It can also be helpful to break up your practice time into smaller increments. Your instructor may say that you should practice three hours a day. But that doesn’t mean that you have to lock yourself in a room for three hours straight! Practicing effectively requires concentration and focus and but can become tiresome if not spread out. If you break that three hours into three one-hour sessions, you will be more focused and use your time more effectively. Remember that practicing isn’t just about playing all the way through your music. There will be times when you are preparing for a performance and you need to play your entire piece to ensure memorization and gain stamina. However, when you are first learning a piece, playing your piece from beginning to end can hinder your progress. If you are still having technical difficulties or are making mistakes, by playing through your piece without stopping to correct errors you are ingraining those mistakes into your muscle memory. It will be twice as hard to get rid of those mistakes later on. Work on small sections of your piece and then string a few small sections together to make a longer section. In order to break a habit, you need to do something the correct way a hundred times. So every time you miss a note, you should repeat that part until you understand where the error is bring made and how to correct it.
Your practicing environment is also a key factor to a successful practice. You want to be free of distractions i.e. no TV’s, cell phones or computers. Make sure it is quiet and room has enough light. Turn off your phone so you are not tempted to check your messages or answer calls. You should have a metronome, a pencil for note taking, your music and technique books, a practice log, some water and any instrument specific accessories.

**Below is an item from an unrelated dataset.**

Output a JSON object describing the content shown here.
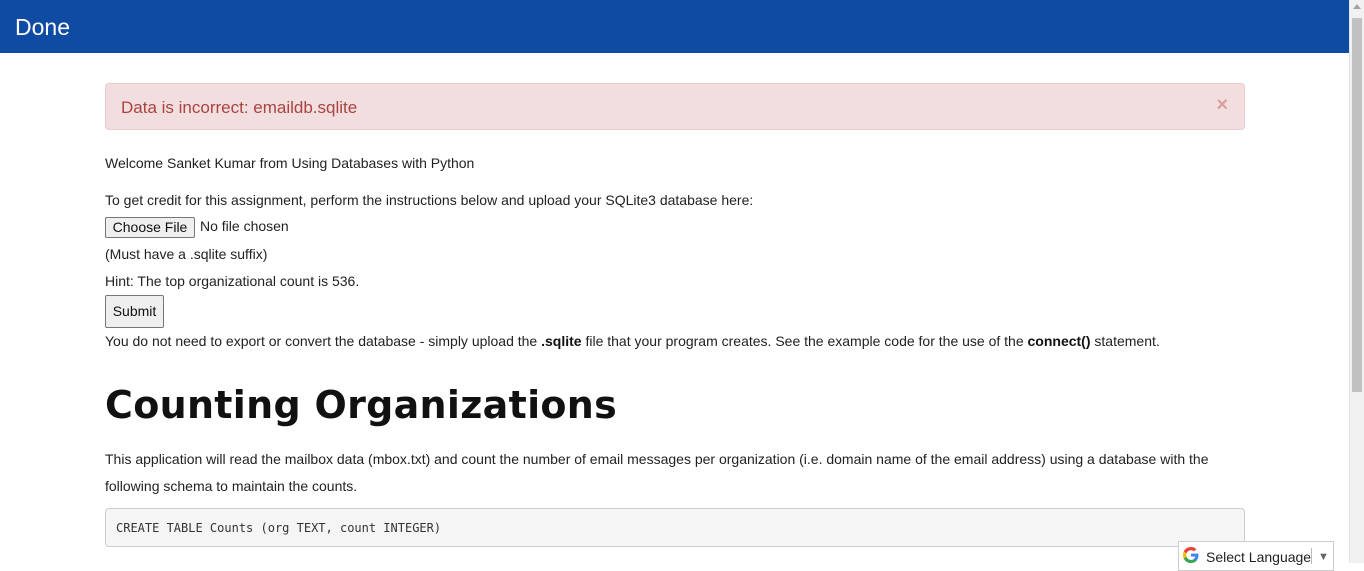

You should always start your practice with warm-ups. But don’t just run through your exercises for the allotted amount of time. The purpose of warming up is not simply to get your muscles moving. It is in the warm up that you are solidifying your technique. You are preparing your body and your mind for the work and you must be “present.” Before you start an exercise remind yourself of why you are doing that particular exercise. As you go through the exercise, be aware of how you are breathing and if you are holding any tension in your body. Keep your mind in the game at all times.

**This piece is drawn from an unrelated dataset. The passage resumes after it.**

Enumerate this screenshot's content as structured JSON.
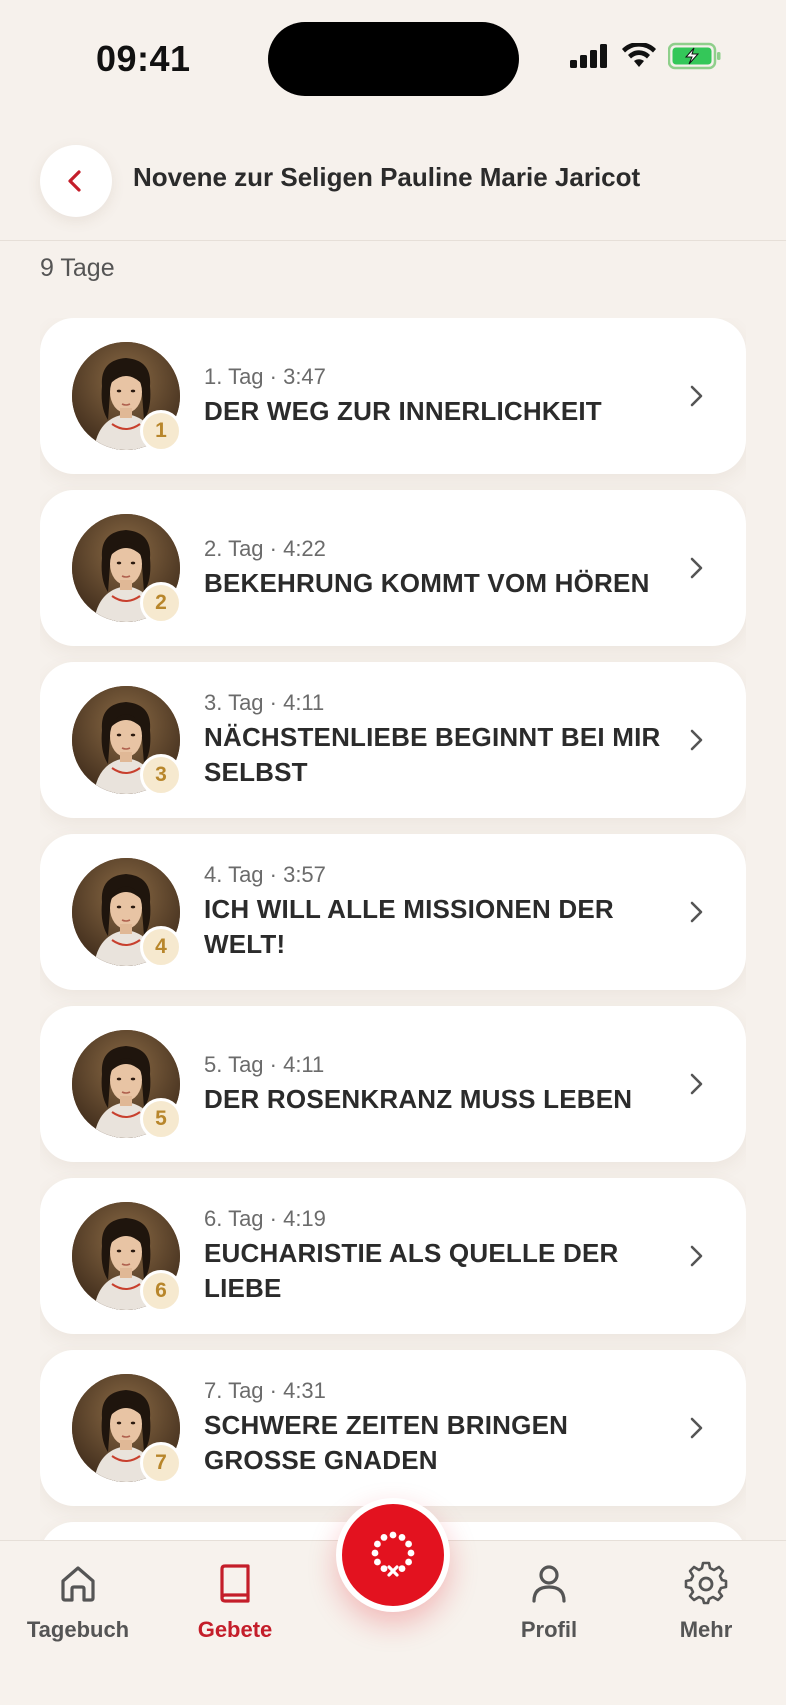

Many musicians also find it helpful to record their practices. By recording yourself, via audio or video, it is easier to catch some things you may have missed in the moment. Listening to yourself can help you find tone issues while watching yourself can alert you to tension and posture issues that you didn’t know you had.
You need to practice your instrument, but you must also practice your artistry! That means listening to great artists perform and analyzing what makes them so great. Practice can also involve studying the history of a particular piece. Being a musician is about much more than just learning how to play the notes. Practice everyday! It is better to practice for twenty minutes everyday than two hours on one day of the week. If you can’t put in three hours everyday, that is fine. But try to commit to working on your instrument, even if one day you only warm-up, that consistency will pay off!